Monday, May 7, 2007
Interesting sounding new abstract up on SSRN about physician supply in Pennsylvania. The paper itself, "Changes in Physician Supply and Scope of Practice During a Malpractice Crisis: Evidence from Pennsylvania," is available via the first author. The abstract:
A major point of contention in the policy debates over tort reforms during the most recent malpractice “crisis” has been whether rising liability insurance costs lead physicians to relocate to lower-cost states, restrict the scope of their practice (for example, by eliminating high-risk procedures), or stop practicing altogether. We investigated the extent to which these dynamics occurred in Pennsylvania, one of the states hit hardest by rising insurance premiums, by analyzing 1993-2002 Pennsylvania insurance department administrative data on liability insurance policies held by 47,366 physicians in 18 specialties with high and low liability risk. Our analyses addressed three questions relating to the malpractice “crisis period,” 1999 to 2002: (1) Did the per-capita supply of high-risk specialists in Pennsylvania decrease? (2) How frequently did high-risk specialists stop practicing in Pennsylvania? (3) How frequently did high-risk specialists narrow their scope of practice to exclude high-risk procedures? We used low-risk specialists during the crisis period and high-risk specialists in the years preceding the crisis period as benchmarks for comparisons.
For nearly all specialties, the proportions of high-risk specialists restricting their scope of practice were not significantly different during the crisis period than before. Overall, less than 3% (average annual percentage) of physicians performing major procedures shifted to minor procedures only (0.7%) or no procedures (1.8%) during the malpractice crisis period, and 8.2% of specialists performing only minor procedures shifted to no procedures.
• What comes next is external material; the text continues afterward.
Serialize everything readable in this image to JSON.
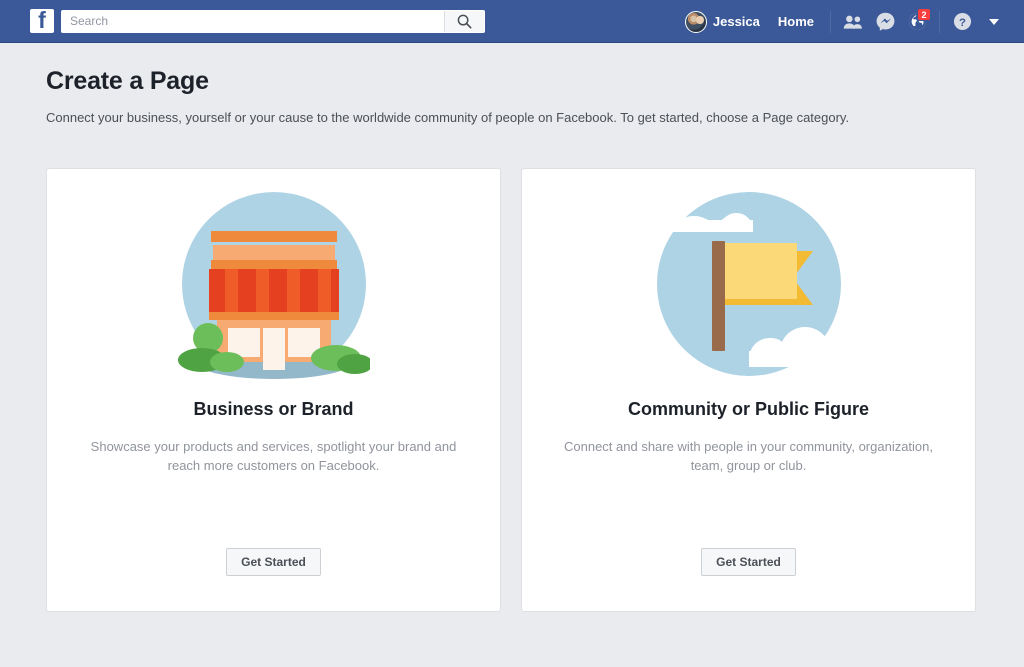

In the analysis of physicians leaving Pennsylvania practice, most specialties saw 10 to 20% of their ranks exiting practice each year. However, there were no statistically significant differences in the proportion leaving between high-risk and low-risk specialties, or among high-risk specialists during versus before the crisis period.
The overall supply of physicians in Pennsylvania (including new entrants to the Pennsylvania market) grew 5.8% between 1993 and 2002, from 181 to 191 per 100,000 Pennsylvania residents. The total per-capita supply of high-risk specialists increased slightly during the crisis period. The only notable decrease in physician supply was in Obstetrics-gynecology: the supply of Ob-gyns dropped 8% during the crisis period. However, the decline continued a trend that predated the onset of the crisis.
Our analysis found much more modest effects of the liability crisis on physician supply than have been suggested by physician survey studies. We discuss several methodological issues which may explain the disparate findings regarding physician supply effects in studies that administrative datasets and studies that rely on physician survey data.
Whoo! That's a long abstract. If you made it through, let me reward you with a photo of my daughter with John Flansburgh and John Linnell of They Might Be Giants, who she interviewed for our radio show.